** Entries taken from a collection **
────

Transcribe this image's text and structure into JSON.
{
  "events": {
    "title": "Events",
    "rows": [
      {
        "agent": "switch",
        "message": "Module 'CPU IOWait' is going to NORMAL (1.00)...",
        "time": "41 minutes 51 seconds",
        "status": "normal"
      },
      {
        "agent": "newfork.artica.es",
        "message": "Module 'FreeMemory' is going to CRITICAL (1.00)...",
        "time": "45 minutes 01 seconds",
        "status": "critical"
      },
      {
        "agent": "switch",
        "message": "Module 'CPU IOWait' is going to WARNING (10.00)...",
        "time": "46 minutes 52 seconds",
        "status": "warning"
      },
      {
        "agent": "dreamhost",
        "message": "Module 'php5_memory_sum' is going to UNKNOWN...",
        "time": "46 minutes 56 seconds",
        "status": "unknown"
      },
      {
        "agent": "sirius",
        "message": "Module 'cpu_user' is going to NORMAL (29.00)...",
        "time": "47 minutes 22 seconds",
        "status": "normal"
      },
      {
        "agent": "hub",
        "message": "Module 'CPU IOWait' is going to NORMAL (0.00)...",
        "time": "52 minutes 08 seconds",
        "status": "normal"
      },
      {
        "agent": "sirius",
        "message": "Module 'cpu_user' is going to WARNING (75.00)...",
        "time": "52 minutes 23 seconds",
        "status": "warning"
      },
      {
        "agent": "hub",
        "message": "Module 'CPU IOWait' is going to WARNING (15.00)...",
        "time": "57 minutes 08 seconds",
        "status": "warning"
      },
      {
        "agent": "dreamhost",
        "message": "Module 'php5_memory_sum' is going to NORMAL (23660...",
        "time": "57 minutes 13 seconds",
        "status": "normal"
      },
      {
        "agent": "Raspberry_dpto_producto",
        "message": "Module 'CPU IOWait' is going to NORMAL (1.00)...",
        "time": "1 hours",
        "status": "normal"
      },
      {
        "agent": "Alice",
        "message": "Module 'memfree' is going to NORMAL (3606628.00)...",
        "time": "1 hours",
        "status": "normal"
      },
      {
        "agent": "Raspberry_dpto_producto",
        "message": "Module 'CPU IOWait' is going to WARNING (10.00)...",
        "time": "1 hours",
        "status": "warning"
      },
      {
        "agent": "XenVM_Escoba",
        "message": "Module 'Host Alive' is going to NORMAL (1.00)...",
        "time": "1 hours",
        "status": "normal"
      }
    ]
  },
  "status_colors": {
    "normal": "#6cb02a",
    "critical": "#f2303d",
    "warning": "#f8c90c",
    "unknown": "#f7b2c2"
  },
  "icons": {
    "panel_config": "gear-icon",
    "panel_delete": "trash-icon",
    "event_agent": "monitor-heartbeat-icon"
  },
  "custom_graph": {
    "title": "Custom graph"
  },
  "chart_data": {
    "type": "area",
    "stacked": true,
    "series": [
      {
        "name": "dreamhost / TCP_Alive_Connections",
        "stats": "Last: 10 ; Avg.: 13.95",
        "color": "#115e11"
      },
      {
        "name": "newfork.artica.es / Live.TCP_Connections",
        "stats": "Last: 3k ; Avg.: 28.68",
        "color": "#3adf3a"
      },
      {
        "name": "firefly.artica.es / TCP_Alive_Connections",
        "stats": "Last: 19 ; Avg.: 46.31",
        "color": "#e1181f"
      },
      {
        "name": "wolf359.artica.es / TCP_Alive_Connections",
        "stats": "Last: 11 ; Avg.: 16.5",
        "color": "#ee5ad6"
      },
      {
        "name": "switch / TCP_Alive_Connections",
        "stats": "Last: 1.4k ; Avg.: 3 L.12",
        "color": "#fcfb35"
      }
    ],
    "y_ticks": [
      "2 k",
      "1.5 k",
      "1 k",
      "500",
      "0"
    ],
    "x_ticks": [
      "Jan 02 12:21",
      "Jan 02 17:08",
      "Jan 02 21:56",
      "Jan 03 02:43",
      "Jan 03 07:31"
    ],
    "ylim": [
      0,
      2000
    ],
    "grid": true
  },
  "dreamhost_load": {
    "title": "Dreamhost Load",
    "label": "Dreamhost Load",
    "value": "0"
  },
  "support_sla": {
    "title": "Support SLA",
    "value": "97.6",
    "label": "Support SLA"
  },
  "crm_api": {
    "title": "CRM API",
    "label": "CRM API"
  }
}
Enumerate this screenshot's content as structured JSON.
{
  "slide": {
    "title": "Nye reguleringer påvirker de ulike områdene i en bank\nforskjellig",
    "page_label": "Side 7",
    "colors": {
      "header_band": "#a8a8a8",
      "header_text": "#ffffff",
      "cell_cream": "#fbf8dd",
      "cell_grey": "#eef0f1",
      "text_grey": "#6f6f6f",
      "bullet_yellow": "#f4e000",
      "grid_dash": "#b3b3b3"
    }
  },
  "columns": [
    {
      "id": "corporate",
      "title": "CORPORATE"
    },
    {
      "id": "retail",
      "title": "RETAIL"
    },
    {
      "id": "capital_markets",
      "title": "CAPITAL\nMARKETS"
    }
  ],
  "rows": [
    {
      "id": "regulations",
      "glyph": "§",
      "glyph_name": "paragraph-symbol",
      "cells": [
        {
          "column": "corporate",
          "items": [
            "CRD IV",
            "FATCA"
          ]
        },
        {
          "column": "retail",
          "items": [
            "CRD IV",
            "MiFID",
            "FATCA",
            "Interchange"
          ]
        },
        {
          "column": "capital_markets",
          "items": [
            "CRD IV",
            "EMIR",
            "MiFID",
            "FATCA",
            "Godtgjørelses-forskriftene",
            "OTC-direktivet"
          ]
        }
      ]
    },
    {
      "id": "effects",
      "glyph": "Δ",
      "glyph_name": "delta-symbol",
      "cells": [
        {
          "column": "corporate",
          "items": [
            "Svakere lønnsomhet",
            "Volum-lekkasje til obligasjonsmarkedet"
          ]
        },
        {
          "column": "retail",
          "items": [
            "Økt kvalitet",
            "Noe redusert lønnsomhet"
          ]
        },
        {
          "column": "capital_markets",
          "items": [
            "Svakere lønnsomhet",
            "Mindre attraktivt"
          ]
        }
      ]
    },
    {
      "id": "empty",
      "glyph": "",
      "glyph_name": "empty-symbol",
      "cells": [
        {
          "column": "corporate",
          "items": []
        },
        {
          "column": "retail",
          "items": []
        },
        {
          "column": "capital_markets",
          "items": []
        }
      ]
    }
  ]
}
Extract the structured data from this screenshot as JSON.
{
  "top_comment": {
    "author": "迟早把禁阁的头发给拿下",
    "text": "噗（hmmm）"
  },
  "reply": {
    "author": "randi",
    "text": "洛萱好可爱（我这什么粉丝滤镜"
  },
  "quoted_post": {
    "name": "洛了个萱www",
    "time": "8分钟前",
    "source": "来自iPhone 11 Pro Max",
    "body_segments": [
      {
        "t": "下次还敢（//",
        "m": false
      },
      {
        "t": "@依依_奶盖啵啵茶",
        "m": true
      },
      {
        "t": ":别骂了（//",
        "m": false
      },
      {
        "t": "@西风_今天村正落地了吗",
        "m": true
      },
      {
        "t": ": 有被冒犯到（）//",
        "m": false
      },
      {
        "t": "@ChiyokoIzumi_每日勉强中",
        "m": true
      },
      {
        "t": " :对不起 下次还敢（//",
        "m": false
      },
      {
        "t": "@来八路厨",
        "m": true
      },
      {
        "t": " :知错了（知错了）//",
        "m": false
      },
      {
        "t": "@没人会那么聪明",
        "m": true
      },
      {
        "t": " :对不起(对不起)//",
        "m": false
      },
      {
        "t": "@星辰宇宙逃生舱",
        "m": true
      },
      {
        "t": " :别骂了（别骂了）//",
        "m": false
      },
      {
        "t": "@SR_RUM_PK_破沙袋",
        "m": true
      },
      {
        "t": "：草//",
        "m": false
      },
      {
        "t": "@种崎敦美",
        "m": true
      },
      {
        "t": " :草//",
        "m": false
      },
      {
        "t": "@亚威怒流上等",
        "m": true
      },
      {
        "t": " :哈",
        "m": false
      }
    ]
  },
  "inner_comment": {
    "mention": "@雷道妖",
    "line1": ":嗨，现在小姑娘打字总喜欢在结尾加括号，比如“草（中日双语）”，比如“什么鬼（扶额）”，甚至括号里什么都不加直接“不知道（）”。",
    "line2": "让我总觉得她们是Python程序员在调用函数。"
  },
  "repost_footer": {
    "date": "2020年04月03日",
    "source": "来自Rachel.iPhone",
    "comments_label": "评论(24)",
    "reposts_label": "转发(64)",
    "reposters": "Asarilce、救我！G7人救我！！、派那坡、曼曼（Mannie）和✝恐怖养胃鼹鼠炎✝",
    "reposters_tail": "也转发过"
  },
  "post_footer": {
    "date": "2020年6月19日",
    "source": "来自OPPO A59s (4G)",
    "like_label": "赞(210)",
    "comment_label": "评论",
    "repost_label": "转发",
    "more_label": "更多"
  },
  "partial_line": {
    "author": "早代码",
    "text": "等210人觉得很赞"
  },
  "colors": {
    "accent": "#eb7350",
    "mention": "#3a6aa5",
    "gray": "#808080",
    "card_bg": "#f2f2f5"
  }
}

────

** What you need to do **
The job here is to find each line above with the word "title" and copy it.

** Finished task **
    "title": "Events",
    "title": "Custom graph"
    "title": "Dreamhost Load",
    "title": "Support SLA",
    "title": "CRM API",
    "title": "Nye reguleringer påvirker de ulike områdene i en bank\nforskjellig",
      "title": "CORPORATE"
      "title": "RETAIL"
      "title": "CAPITAL\nMARKETS"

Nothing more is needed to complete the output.